_TASK BRIEF_
Please check every line of the listing for "policy" and copy each line where it is found.

** Opening DATASET block **

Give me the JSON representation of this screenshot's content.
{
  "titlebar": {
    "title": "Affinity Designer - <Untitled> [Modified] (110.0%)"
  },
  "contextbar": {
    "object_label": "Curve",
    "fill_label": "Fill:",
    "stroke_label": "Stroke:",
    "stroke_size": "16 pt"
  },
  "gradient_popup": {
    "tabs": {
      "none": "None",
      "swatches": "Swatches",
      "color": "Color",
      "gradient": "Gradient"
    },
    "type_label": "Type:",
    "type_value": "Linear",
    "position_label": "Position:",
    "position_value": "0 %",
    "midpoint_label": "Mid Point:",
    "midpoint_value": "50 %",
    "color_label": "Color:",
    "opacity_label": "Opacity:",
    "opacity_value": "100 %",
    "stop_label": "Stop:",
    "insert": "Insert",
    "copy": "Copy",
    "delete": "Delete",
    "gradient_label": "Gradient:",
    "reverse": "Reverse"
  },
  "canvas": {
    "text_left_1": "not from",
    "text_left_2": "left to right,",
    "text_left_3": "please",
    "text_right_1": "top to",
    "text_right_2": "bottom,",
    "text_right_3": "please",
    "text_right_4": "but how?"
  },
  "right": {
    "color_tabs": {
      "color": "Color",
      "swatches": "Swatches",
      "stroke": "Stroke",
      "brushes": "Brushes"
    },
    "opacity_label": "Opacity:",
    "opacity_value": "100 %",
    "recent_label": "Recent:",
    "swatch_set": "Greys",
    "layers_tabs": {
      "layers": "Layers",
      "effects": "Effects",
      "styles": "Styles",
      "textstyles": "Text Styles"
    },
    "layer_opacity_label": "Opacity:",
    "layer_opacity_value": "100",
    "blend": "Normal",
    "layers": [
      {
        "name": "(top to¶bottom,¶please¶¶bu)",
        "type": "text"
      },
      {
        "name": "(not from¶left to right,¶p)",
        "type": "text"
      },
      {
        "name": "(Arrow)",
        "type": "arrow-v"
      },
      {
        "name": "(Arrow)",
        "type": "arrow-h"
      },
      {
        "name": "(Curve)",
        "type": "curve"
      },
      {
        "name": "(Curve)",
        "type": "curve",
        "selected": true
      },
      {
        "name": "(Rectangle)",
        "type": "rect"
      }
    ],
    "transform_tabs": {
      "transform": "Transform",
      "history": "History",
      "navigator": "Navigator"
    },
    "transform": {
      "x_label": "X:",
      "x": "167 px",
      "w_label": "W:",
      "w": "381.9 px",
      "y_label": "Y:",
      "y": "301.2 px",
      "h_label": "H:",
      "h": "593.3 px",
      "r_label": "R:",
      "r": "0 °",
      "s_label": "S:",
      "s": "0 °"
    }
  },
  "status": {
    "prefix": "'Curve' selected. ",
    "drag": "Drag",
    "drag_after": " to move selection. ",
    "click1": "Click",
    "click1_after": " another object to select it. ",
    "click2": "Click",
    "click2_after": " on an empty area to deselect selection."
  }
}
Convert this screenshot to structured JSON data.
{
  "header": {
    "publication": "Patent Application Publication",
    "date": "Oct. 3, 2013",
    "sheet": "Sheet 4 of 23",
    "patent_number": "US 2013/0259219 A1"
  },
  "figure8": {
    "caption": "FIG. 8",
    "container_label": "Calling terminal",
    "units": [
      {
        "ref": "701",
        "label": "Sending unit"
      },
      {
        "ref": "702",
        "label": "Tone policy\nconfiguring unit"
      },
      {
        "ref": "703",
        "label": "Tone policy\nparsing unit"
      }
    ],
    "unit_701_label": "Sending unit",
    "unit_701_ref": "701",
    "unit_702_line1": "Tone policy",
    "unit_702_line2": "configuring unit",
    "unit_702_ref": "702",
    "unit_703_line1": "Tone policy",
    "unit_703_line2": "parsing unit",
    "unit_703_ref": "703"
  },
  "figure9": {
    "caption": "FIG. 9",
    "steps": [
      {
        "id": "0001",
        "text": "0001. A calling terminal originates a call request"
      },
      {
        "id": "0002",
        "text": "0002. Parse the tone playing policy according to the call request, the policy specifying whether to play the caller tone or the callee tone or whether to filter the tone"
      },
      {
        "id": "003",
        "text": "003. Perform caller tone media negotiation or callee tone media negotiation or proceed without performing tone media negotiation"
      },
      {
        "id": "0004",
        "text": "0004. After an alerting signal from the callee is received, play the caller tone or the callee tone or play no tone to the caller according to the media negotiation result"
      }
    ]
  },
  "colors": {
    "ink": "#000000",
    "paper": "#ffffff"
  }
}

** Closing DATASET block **

_ANSWER TO THE EXERCISE_
        "label": "Tone policy\nconfiguring unit"
        "label": "Tone policy\nparsing unit"
    "unit_702_line1": "Tone policy",
    "unit_703_line1": "Tone policy",
        "text": "0002. Parse the tone playing policy according to the call request, the policy specifying whether to play the caller tone or the callee tone or whether to filter the tone"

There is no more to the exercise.